▶ Data for the task
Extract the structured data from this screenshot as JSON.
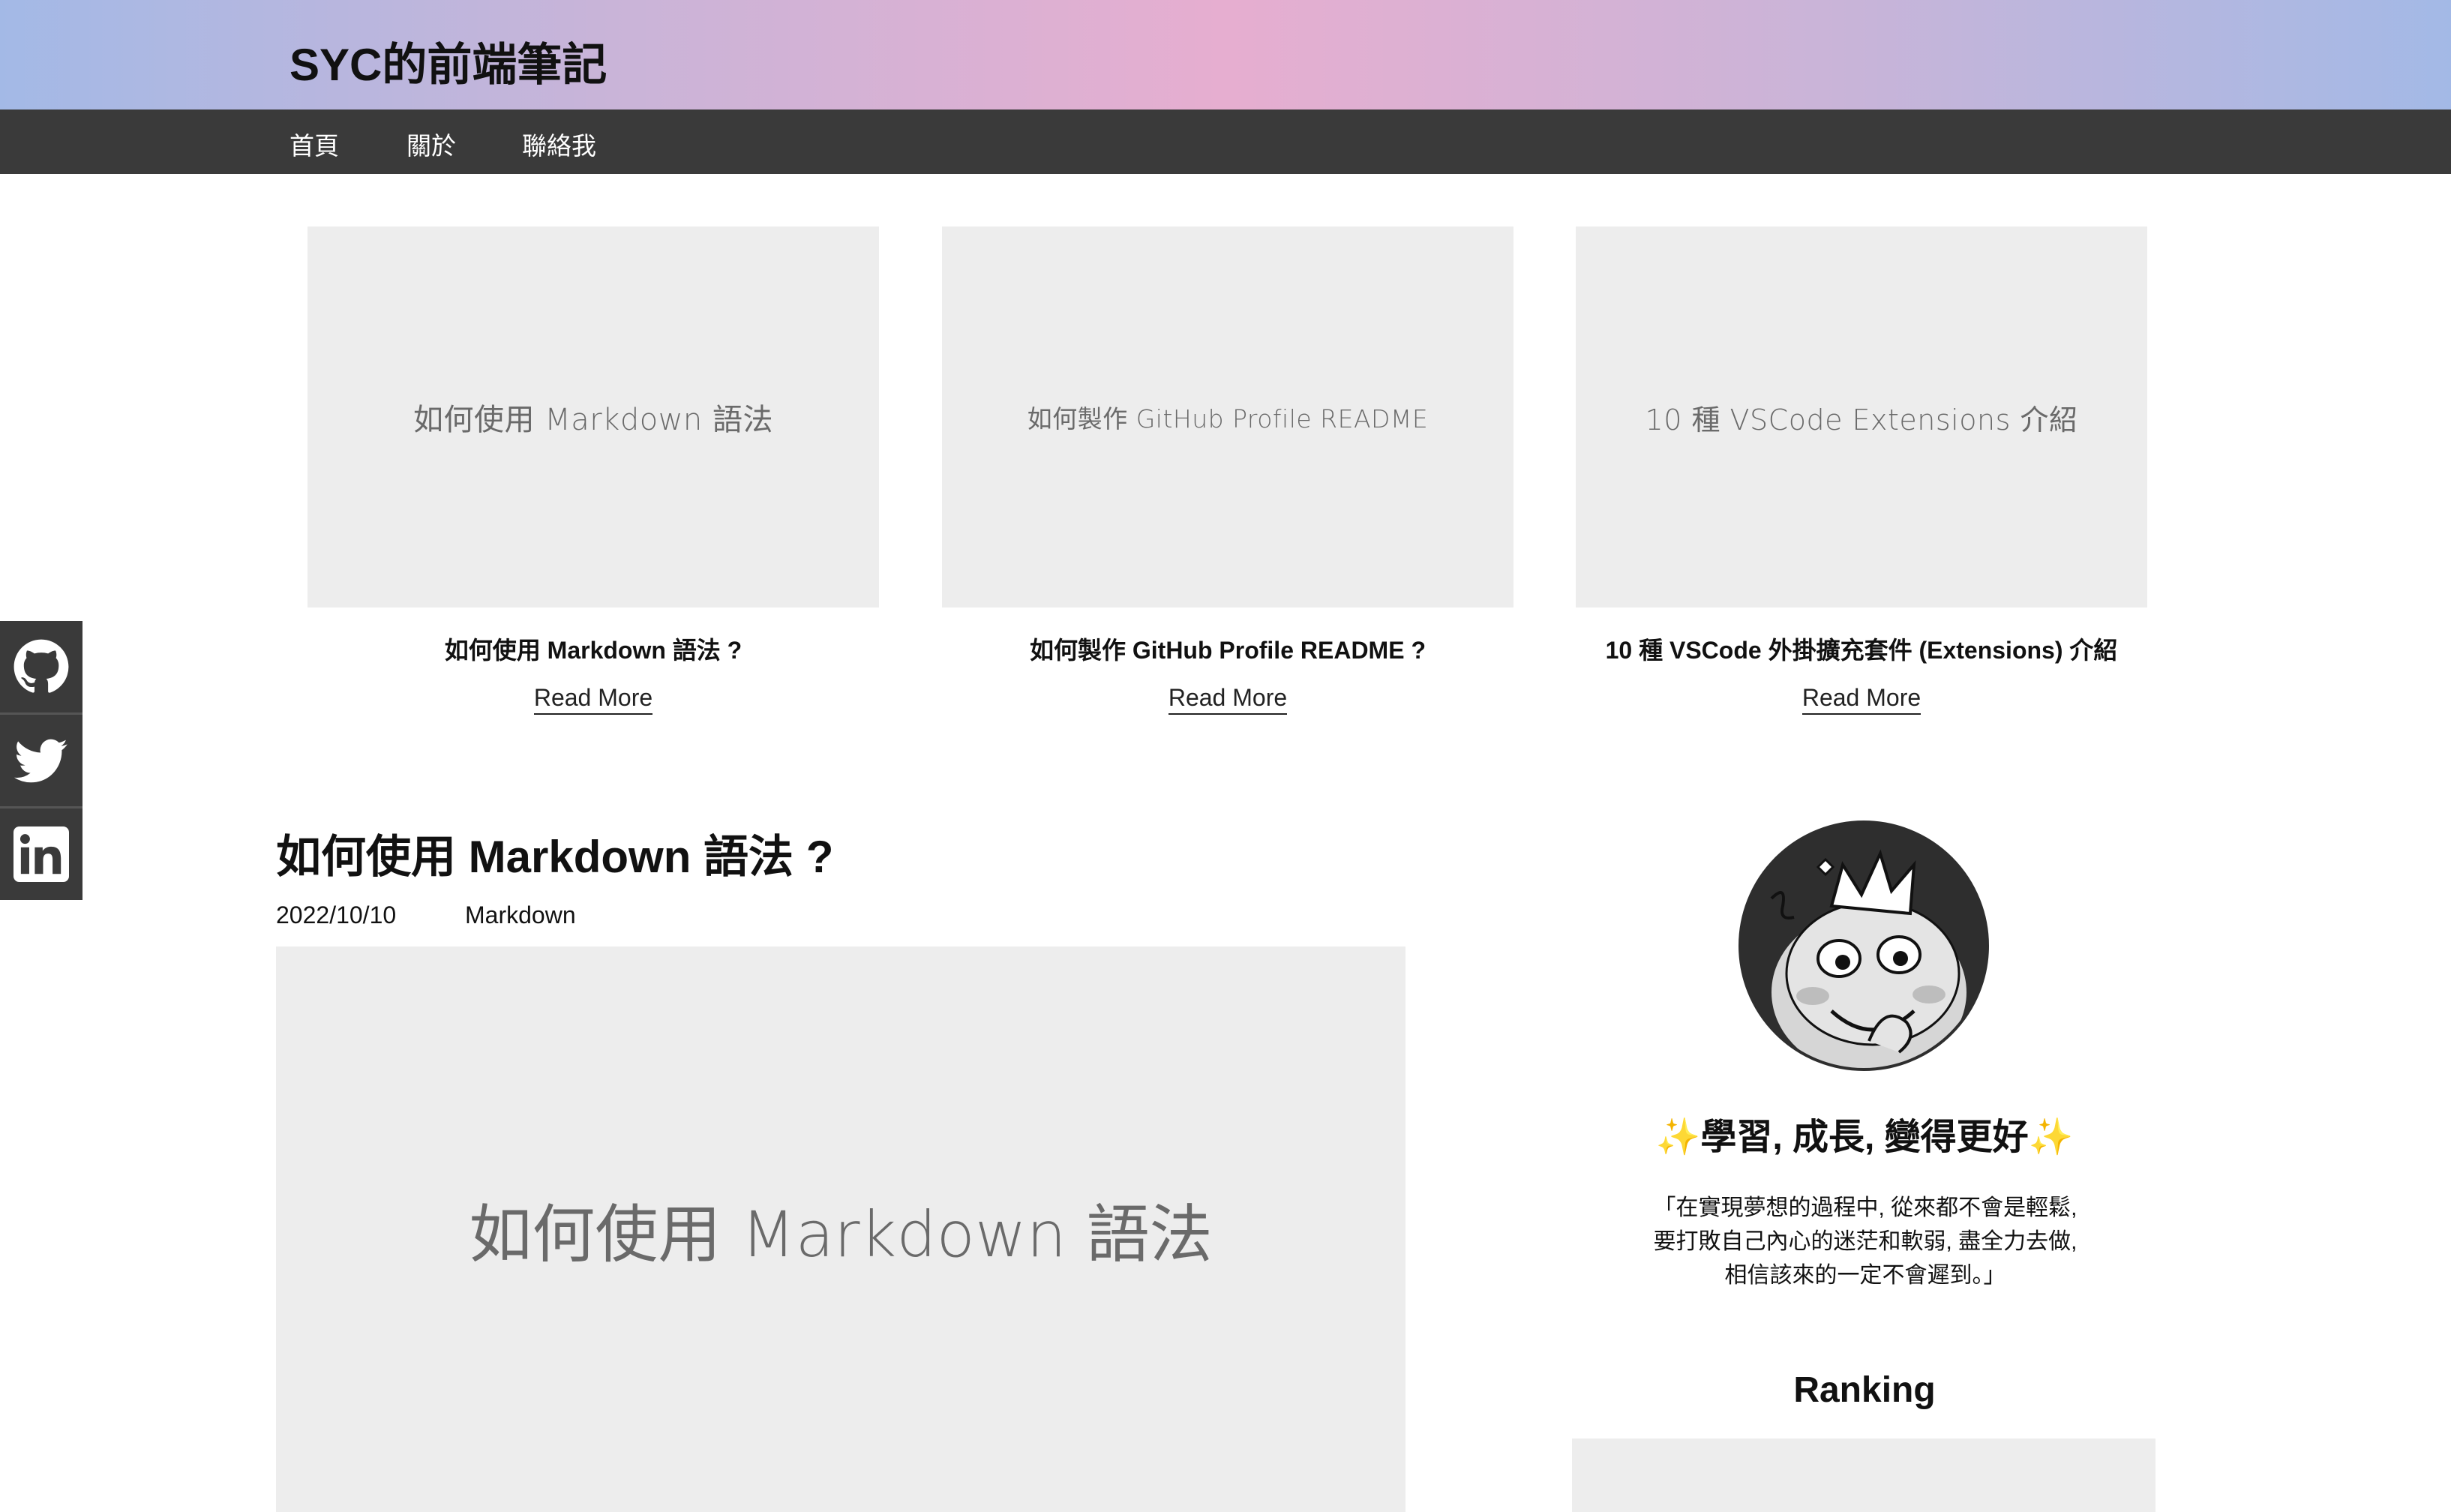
{
  "site": {
    "title": "SYC的前端筆記"
  },
  "nav": {
    "items": [
      "首頁",
      "關於",
      "聯絡我"
    ]
  },
  "social": {
    "icons": [
      "github-icon",
      "twitter-icon",
      "linkedin-icon"
    ]
  },
  "featured": [
    {
      "thumb_text": "如何使用 Markdown 語法",
      "title": "如何使用 Markdown 語法 ?",
      "more": "Read More"
    },
    {
      "thumb_text": "如何製作 GitHub Profile README",
      "title": "如何製作 GitHub Profile README ?",
      "more": "Read More"
    },
    {
      "thumb_text": "10 種 VSCode Extensions 介紹",
      "title": "10 種 VSCode 外掛擴充套件 (Extensions) 介紹",
      "more": "Read More"
    }
  ],
  "post": {
    "title": "如何使用 Markdown 語法 ?",
    "date": "2022/10/10",
    "tag": "Markdown",
    "image_text": "如何使用 Markdown 語法"
  },
  "sidebar": {
    "motto": "學習, 成長, 變得更好",
    "sparkle": "✨",
    "quote": "「在實現夢想的過程中, 從來都不會是輕鬆, 要打敗自己內心的迷茫和軟弱, 盡全力去做, 相信該來的一定不會遲到。」",
    "ranking_title": "Ranking"
  },
  "colors": {
    "header_gradient": [
      "#a3b9e6",
      "#e6aed0",
      "#a3b9e6"
    ],
    "navbar": "#3a3a3a",
    "placeholder": "#ededed",
    "sparkle": "#f2c531"
  }
}
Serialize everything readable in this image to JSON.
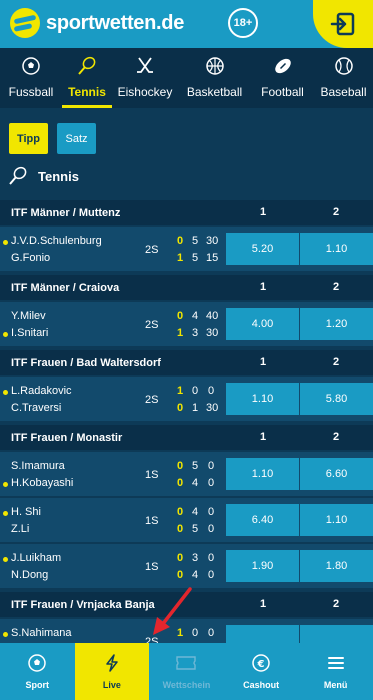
{
  "header": {
    "logo_text": "sportwetten.de",
    "age_badge": "18+",
    "colors": {
      "brand_blue": "#1a9bc4",
      "brand_yellow": "#f1e600",
      "dark_bg": "#0d3a57"
    }
  },
  "sports_nav": [
    {
      "label": "Fussball",
      "icon": "soccer-ball-icon"
    },
    {
      "label": "Tennis",
      "icon": "tennis-racket-icon",
      "active": true
    },
    {
      "label": "Eishockey",
      "icon": "hockey-sticks-icon"
    },
    {
      "label": "Basketball",
      "icon": "basketball-icon"
    },
    {
      "label": "Football",
      "icon": "american-football-icon"
    },
    {
      "label": "Baseball",
      "icon": "baseball-icon"
    }
  ],
  "filters": {
    "tipp": "Tipp",
    "satz": "Satz"
  },
  "section_title": "Tennis",
  "leagues": [
    {
      "name": "ITF Männer / Muttenz",
      "col1": "1",
      "col2": "2",
      "matches": [
        {
          "p1": "J.V.D.Schulenburg",
          "p2": "G.Fonio",
          "serve": 1,
          "set": "2S",
          "s1": [
            "0",
            "5",
            "30"
          ],
          "s2": [
            "1",
            "5",
            "15"
          ],
          "odd1": "5.20",
          "odd2": "1.10"
        }
      ]
    },
    {
      "name": "ITF Männer / Craiova",
      "col1": "1",
      "col2": "2",
      "matches": [
        {
          "p1": "Y.Milev",
          "p2": "I.Snitari",
          "serve": 2,
          "set": "2S",
          "s1": [
            "0",
            "4",
            "40"
          ],
          "s2": [
            "1",
            "3",
            "30"
          ],
          "odd1": "4.00",
          "odd2": "1.20"
        }
      ]
    },
    {
      "name": "ITF Frauen / Bad Waltersdorf",
      "col1": "1",
      "col2": "2",
      "matches": [
        {
          "p1": "L.Radakovic",
          "p2": "C.Traversi",
          "serve": 1,
          "set": "2S",
          "s1": [
            "1",
            "0",
            "0"
          ],
          "s2": [
            "0",
            "1",
            "30"
          ],
          "odd1": "1.10",
          "odd2": "5.80"
        }
      ]
    },
    {
      "name": "ITF Frauen / Monastir",
      "col1": "1",
      "col2": "2",
      "matches": [
        {
          "p1": "S.Imamura",
          "p2": "H.Kobayashi",
          "serve": 2,
          "set": "1S",
          "s1": [
            "0",
            "5",
            "0"
          ],
          "s2": [
            "0",
            "4",
            "0"
          ],
          "odd1": "1.10",
          "odd2": "6.60"
        },
        {
          "p1": "H. Shi",
          "p2": "Z.Li",
          "serve": 1,
          "set": "1S",
          "s1": [
            "0",
            "4",
            "0"
          ],
          "s2": [
            "0",
            "5",
            "0"
          ],
          "odd1": "6.40",
          "odd2": "1.10"
        },
        {
          "p1": "J.Luikham",
          "p2": "N.Dong",
          "serve": 1,
          "set": "1S",
          "s1": [
            "0",
            "3",
            "0"
          ],
          "s2": [
            "0",
            "4",
            "0"
          ],
          "odd1": "1.90",
          "odd2": "1.80"
        }
      ]
    },
    {
      "name": "ITF Frauen / Vrnjacka Banja",
      "col1": "1",
      "col2": "2",
      "matches": [
        {
          "p1": "S.Nahimana",
          "p2": "",
          "serve": 1,
          "set": "2S",
          "s1": [
            "1",
            "0",
            "0"
          ],
          "s2": [
            "",
            "",
            ""
          ],
          "odd1": "",
          "odd2": ""
        }
      ]
    }
  ],
  "bottom_nav": [
    {
      "label": "Sport",
      "icon": "soccer-ball-icon"
    },
    {
      "label": "Live",
      "icon": "lightning-icon",
      "active": true
    },
    {
      "label": "Wettschein",
      "icon": "ticket-icon",
      "disabled": true
    },
    {
      "label": "Cashout",
      "icon": "euro-coin-icon"
    },
    {
      "label": "Menü",
      "icon": "hamburger-menu-icon"
    }
  ]
}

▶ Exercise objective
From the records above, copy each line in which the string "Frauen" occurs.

▶ Task answer
      "name": "ITF Frauen / Bad Waltersdorf",
      "name": "ITF Frauen / Monastir",
      "name": "ITF Frauen / Vrnjacka Banja",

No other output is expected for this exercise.